# Your instructions:
Write out each line from the data below that includes the word "blocked".

══ Dataset

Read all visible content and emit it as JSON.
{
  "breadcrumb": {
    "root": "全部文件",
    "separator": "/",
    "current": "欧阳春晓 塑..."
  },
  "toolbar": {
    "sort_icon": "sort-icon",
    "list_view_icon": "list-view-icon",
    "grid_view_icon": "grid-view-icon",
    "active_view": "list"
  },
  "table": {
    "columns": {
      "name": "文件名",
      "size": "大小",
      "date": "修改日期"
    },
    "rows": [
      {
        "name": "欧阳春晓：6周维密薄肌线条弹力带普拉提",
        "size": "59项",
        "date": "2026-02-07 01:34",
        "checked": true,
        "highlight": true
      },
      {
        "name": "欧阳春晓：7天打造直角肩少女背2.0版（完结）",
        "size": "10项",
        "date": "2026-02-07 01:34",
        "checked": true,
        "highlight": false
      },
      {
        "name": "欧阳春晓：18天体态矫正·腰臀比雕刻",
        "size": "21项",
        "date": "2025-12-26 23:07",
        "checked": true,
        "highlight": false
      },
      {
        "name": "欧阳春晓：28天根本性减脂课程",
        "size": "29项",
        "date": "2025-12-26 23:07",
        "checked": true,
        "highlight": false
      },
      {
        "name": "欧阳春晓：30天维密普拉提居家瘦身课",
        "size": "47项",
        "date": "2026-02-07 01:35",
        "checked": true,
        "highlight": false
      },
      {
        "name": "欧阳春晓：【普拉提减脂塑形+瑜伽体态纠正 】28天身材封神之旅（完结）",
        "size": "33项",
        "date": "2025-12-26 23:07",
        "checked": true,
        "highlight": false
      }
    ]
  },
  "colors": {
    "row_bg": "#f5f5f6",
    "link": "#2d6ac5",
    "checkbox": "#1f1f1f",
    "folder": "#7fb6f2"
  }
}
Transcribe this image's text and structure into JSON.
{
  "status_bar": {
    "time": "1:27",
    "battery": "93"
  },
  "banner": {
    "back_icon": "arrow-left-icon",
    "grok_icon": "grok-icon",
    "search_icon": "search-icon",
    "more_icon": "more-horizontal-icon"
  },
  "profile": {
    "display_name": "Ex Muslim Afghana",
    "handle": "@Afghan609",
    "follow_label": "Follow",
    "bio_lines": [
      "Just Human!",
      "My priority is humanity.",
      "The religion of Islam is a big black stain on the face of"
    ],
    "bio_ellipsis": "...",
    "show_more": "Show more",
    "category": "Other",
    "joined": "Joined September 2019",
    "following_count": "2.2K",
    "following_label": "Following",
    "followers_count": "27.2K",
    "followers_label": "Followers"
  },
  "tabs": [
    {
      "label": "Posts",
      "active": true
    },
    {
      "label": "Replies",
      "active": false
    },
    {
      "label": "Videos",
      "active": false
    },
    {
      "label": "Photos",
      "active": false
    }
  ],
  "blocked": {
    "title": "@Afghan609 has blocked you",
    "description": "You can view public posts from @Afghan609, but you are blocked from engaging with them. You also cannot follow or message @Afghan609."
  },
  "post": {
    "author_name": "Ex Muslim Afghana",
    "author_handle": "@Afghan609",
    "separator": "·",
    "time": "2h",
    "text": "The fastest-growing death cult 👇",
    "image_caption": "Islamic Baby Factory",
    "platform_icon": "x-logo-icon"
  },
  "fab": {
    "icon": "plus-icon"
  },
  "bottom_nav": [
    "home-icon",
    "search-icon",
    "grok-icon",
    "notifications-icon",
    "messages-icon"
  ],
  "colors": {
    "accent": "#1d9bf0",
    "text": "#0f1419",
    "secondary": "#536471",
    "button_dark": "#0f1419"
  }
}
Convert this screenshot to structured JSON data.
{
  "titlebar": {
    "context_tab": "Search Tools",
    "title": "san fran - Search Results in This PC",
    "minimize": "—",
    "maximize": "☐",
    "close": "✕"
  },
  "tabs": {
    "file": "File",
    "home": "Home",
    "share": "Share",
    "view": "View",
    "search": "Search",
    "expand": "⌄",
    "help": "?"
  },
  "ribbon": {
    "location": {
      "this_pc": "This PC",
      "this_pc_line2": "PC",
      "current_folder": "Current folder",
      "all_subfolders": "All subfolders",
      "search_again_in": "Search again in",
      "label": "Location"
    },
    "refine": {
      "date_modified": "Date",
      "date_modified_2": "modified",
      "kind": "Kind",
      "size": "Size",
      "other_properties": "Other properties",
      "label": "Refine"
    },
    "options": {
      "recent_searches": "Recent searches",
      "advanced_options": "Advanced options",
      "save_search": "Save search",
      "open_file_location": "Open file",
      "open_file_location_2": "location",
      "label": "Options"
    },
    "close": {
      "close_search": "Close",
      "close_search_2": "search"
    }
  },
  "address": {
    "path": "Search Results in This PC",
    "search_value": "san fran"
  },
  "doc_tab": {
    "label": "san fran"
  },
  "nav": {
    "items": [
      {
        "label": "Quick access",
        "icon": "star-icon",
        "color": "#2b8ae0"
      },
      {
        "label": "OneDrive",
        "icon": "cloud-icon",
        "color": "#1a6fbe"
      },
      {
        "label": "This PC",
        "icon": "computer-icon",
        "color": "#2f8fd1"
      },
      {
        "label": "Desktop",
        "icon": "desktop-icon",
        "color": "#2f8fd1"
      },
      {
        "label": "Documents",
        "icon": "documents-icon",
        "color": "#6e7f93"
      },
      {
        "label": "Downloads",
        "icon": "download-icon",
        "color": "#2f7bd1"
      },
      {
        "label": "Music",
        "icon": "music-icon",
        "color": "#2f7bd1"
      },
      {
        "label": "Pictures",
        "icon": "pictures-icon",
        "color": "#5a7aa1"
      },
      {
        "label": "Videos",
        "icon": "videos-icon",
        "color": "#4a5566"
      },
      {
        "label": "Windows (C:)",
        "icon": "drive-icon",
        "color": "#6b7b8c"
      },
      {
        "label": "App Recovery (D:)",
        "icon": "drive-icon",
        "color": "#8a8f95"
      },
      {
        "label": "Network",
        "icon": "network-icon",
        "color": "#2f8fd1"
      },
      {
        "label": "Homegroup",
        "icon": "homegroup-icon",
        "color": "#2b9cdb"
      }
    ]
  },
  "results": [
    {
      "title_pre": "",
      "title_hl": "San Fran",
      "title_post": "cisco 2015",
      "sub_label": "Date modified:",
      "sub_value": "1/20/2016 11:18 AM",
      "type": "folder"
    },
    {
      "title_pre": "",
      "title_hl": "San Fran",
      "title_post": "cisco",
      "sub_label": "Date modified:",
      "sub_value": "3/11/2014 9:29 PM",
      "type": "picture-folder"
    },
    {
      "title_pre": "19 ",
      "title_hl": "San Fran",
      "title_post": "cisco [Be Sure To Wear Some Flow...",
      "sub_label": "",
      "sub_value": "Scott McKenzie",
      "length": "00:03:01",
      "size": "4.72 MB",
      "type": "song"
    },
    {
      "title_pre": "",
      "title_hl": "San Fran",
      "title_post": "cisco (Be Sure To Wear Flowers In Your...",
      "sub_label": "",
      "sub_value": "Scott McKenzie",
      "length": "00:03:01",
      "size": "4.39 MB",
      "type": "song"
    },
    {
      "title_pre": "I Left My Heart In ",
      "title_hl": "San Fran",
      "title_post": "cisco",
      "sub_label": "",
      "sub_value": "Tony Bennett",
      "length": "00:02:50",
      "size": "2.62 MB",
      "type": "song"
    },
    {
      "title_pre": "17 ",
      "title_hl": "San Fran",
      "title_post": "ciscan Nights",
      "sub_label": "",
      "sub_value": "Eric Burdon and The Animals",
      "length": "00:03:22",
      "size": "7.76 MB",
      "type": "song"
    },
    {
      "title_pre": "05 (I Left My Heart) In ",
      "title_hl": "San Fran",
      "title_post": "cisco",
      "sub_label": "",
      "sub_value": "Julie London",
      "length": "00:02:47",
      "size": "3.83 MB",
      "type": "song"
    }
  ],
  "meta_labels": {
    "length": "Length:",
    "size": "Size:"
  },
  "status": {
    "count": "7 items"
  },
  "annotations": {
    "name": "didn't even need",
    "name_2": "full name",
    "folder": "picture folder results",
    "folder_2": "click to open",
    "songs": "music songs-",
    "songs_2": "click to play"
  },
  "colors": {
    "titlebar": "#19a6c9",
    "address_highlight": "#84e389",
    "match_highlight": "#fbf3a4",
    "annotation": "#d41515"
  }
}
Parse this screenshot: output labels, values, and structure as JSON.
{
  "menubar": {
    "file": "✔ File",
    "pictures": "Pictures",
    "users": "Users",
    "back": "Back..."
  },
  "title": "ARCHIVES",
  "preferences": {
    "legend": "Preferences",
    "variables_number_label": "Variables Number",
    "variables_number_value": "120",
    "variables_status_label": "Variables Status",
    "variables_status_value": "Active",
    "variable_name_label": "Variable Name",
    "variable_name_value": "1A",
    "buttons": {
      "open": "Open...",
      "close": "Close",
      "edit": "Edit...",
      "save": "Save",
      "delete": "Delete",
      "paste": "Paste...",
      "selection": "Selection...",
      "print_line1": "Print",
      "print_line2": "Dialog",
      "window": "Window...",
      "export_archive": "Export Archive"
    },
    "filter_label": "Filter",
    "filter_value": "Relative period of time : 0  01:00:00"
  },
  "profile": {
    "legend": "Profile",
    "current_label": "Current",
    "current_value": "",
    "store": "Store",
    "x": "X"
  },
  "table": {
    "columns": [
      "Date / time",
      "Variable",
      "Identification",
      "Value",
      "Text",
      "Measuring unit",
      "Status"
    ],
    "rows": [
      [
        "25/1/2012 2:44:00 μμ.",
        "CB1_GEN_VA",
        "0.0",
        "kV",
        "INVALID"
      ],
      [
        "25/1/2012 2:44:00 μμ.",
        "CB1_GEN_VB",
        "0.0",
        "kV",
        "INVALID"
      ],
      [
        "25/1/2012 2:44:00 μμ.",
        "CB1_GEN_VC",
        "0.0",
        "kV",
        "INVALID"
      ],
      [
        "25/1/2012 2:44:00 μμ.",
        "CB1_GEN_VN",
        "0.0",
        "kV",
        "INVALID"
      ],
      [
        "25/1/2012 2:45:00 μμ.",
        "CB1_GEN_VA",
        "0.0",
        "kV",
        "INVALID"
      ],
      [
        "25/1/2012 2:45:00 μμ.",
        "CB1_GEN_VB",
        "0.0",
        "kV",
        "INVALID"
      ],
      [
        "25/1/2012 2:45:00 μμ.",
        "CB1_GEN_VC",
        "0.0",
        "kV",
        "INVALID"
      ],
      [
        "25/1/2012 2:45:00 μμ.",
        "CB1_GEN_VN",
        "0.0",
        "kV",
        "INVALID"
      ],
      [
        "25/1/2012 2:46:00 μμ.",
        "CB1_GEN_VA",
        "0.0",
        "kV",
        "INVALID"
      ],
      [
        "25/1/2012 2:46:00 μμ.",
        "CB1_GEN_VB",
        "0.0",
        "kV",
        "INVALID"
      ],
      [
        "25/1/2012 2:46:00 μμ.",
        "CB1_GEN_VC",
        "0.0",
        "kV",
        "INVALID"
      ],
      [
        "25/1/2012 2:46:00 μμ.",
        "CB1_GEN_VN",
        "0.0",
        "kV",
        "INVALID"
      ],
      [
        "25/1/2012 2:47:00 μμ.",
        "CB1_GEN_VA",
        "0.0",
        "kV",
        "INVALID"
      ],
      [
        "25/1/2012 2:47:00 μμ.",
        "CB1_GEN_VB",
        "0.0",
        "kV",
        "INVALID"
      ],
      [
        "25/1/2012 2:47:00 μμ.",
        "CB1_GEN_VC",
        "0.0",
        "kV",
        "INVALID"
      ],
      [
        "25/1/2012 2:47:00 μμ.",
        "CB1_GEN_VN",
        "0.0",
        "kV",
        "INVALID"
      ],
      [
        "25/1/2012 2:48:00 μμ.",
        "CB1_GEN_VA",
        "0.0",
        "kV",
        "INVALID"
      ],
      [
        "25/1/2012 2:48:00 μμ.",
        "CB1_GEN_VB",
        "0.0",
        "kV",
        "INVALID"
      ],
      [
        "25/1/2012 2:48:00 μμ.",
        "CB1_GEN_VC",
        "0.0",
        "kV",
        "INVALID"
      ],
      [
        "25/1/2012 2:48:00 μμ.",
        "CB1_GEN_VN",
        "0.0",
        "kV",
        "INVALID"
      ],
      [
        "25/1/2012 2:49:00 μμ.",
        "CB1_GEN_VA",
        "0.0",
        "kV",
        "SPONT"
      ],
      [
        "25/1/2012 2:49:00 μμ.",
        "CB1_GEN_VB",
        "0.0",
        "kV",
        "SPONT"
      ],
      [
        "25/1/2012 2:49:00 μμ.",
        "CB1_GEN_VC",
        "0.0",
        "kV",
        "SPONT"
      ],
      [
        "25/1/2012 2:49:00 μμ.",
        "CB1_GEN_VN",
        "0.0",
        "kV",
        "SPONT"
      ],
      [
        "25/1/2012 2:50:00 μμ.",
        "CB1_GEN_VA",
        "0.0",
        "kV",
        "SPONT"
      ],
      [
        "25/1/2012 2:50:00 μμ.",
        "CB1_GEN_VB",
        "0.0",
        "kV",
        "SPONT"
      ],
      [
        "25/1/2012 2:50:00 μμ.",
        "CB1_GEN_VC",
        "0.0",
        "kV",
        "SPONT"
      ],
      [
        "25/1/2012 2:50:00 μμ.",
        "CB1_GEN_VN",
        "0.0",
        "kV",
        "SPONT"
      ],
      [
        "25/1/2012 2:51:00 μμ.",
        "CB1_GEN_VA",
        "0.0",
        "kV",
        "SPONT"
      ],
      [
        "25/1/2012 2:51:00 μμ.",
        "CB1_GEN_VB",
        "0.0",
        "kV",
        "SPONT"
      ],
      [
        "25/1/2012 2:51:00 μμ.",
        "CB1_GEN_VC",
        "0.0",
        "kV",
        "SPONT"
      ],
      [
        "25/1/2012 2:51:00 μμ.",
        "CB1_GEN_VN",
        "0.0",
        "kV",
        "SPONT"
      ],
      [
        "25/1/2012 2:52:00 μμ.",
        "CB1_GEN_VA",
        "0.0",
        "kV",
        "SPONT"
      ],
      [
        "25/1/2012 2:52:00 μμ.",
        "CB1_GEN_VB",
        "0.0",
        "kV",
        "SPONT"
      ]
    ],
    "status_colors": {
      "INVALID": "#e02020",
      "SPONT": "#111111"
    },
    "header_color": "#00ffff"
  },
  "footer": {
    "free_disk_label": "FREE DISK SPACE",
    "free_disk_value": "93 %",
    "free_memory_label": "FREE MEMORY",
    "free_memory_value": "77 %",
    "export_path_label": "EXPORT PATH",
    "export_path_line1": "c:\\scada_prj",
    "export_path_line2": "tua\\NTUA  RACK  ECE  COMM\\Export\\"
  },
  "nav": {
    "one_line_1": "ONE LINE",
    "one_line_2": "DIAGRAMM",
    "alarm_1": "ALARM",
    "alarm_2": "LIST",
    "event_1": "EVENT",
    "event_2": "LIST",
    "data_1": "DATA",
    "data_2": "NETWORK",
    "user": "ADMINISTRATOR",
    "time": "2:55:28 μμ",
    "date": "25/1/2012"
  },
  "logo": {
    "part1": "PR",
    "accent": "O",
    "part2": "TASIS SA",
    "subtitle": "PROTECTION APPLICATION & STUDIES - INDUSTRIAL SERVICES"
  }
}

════

# The answer:
  "blocked": {
    "title": "@Afghan609 has blocked you",
    "description": "You can view public posts from @Afghan609, but you are blocked from engaging with them. You also cannot follow or message @Afghan609."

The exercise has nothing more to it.